Macroeconomics – date TBC
You are not required to register for the above pre-sessionals, you just need to turn up on the day. Further information, such as the exact times and locations will be provided in your induction schedule.
Assessments are a combination of unseen written examinations (70% for each module) and coursework (30% for each module).
You will take 180 credits – two 30-credit taught modules, four 15-credit taught modules and 60 extra credits through one of the following routes:
For each route, there are two core modules:
It is not possible to give exact hours per week because these can vary from one term to the other depending on which electives the students choose.
On the dissertation route, you will choose one module from group one and two modules from group two.

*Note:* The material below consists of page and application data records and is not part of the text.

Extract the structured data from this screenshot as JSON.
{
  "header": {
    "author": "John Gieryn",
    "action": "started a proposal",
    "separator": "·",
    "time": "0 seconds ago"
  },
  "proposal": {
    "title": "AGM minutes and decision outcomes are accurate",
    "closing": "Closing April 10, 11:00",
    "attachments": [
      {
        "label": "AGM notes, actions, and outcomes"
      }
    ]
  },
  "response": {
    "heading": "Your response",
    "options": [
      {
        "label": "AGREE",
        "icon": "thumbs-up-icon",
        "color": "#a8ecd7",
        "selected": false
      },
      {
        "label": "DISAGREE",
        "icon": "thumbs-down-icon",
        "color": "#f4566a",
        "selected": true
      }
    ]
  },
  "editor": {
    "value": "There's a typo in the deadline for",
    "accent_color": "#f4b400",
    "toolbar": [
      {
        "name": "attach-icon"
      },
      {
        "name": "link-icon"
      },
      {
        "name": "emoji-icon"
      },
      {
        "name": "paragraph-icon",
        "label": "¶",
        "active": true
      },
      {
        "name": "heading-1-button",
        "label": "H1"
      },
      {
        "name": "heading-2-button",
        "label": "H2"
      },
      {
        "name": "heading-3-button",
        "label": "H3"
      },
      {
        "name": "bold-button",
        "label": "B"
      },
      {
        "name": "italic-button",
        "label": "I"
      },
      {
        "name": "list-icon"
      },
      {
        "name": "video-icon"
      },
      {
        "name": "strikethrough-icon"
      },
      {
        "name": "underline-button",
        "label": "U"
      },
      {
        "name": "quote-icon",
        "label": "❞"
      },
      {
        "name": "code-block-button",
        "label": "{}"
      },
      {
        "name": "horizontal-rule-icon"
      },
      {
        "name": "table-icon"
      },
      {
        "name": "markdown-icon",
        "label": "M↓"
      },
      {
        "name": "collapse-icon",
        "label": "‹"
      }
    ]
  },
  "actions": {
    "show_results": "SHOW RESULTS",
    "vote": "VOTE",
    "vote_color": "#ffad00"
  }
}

On the literature survey route, you will choose one module from group one, two modules from group two and two further electives from either group or from the route-specific electives.
The programme specification contains more information on how the course is organised, the requirements for progression for each part and credits required for awards.
On completing the Masters in Economics you will have a wide range of career options. Graduates of this course enjoy numerous employment possibilities in both the public and private sectors, including consultancy and financial analysis.
On completing the Masters in Financial Economics course you will have a range of employment possibilities to explore. To some extent, your career options will be determined by the electives you choose.
For example, you may wish to work in the financial industry as a consultant, banker, quantitative analyst. Alternatively you may wish to explore options in the health industry as a financial analyst, or in any industry that requires a financial or industry analyst.
Recent graduate for this course have secured roles such as:
The Financial Economics MSc also provides a solid academic foundation for students wishing to pursue doctoral research in economics.